All this has made me think about my own life. Am I really happier now that I have lost weight? Is it a bad reflection on me (and my vanity) if I am? The truth is, I am just at a better place in my life now in lots of ways--my family is complete, I have a job that does not pay well (at all) but is very, very rewarding both to me and my community and still affords me time to spend with my kids, my husband has a job that provides well and that he enjoys (most of the time!), we have a fun, loving marriage and he is still the only person that I would ever want to go on a long car ride with. Being smaller is really just the cherry on top of that sundae. And it is not that I was unhappy before. There were many times when I was bigger that I would catch glimpses of myself in a mirror and feel very pleased with myself and my look--I dressed well and did my best to flatter the extra poundage. But, looking back, I realize all the tiny, often subconscious, things that I did because of the weight. There were many times that I didn't participate in things because I felt too big or was afraid that I couldn't keep up becuase of the weight. Some of these tiny decisions affected my children, and that is not something that I am proud of. Plus, there were the many, many times I would catch a glimpse of myself in a mirror--at my double chin, or the extra rolls in my stomach, and be just totally grossed out by what I saw. No one should be grossed out by looking in the mirror.

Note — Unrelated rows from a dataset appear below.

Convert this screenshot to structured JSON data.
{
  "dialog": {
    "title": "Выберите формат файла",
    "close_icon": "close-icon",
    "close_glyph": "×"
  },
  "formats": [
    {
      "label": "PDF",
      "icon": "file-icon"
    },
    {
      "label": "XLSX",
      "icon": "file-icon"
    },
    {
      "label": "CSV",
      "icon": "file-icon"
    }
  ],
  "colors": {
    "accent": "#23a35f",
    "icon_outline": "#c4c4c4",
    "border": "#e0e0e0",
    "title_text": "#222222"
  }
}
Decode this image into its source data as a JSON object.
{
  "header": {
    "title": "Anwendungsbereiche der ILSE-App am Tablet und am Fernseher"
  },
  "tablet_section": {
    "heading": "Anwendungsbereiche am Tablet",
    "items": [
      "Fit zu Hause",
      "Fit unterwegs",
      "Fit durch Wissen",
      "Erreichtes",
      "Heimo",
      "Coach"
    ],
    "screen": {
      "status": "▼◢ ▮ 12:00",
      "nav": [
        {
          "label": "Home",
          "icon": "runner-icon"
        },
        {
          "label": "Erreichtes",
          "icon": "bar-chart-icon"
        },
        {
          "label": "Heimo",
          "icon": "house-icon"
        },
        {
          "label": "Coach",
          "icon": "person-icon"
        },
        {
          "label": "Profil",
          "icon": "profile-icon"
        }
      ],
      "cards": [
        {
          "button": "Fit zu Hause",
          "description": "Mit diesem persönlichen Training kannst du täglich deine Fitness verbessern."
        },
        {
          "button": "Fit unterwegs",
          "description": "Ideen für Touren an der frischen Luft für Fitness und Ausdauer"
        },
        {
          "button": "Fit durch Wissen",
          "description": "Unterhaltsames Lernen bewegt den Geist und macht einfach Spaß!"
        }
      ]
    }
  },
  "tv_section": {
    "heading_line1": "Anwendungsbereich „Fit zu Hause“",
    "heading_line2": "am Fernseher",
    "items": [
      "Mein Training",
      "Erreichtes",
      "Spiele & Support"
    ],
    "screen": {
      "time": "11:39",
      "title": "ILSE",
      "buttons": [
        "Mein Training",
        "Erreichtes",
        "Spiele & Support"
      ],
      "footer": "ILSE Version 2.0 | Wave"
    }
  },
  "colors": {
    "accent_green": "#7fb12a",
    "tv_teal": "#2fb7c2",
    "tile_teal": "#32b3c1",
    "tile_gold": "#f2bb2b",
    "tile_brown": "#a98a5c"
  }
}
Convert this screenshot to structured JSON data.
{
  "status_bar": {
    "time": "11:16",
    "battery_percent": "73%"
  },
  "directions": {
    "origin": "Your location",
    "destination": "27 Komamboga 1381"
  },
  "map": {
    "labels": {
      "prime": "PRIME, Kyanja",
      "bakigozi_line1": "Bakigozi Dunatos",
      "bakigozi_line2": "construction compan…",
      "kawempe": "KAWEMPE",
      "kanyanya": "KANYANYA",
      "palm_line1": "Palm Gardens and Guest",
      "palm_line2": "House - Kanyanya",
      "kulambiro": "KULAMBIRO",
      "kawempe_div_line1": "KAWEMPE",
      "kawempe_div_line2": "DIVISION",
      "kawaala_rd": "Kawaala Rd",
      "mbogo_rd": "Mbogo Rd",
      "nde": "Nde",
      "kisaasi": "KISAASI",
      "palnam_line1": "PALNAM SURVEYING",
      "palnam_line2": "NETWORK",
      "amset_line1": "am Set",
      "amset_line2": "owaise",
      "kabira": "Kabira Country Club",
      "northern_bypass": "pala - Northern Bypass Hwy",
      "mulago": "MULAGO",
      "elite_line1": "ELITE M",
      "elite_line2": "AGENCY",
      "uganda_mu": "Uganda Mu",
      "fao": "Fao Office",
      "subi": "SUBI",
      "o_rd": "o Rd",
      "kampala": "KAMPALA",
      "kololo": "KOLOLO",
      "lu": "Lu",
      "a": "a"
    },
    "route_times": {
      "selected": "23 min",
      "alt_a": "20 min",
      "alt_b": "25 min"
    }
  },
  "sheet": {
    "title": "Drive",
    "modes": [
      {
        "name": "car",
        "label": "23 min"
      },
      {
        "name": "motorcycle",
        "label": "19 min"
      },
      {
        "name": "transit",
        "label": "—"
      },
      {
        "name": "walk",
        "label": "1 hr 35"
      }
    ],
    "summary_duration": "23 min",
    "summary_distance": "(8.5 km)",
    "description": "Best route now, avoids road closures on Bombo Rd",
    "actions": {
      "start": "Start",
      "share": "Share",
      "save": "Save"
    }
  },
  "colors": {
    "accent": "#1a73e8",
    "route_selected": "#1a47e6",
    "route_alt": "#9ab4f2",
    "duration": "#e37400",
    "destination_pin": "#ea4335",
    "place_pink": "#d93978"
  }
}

I will say, relatedly, that I am much more aware of my body now, and maybe even a bit harder on myself. There are days now that I wake up and feel like an absolute whale--when the love handles that haven't totally disappeared yet seem huge and when my calves (which I have worked on incessantly, and ladies and gentleman, that shit ain't fun) seem like tree trunks. This is probably slightly insane, but I almost feel like I have a reverse body dysmorphia thing going on. When I was bigger, I would look at myself and think that I looked amazing, and then see pictures later and not even be able to recognize myself. Where did that double chin come from? Are my arms seriously ham hock-esque? Now that I am thinner, I get that feeling a lot, but it is more when I am just looking, not in pictures. Weird, huh? I was talking about it to my mom, and she said it is just because I am not used to myself yet. I think that is a fair assumption.
So can you be both fat and happy? The answer is, I'm not sure. For me, I don't think I could ever be fat again and be happy with myself. Mostly because, at this point, I know what kind of health issues could be related to the extra weight. That line is different for everybody though. Just as I don't think there are any hard and fast rules for fashion or raising your children, there are no guidelines for one's feelings about his or her weight. But it is interesting to think about.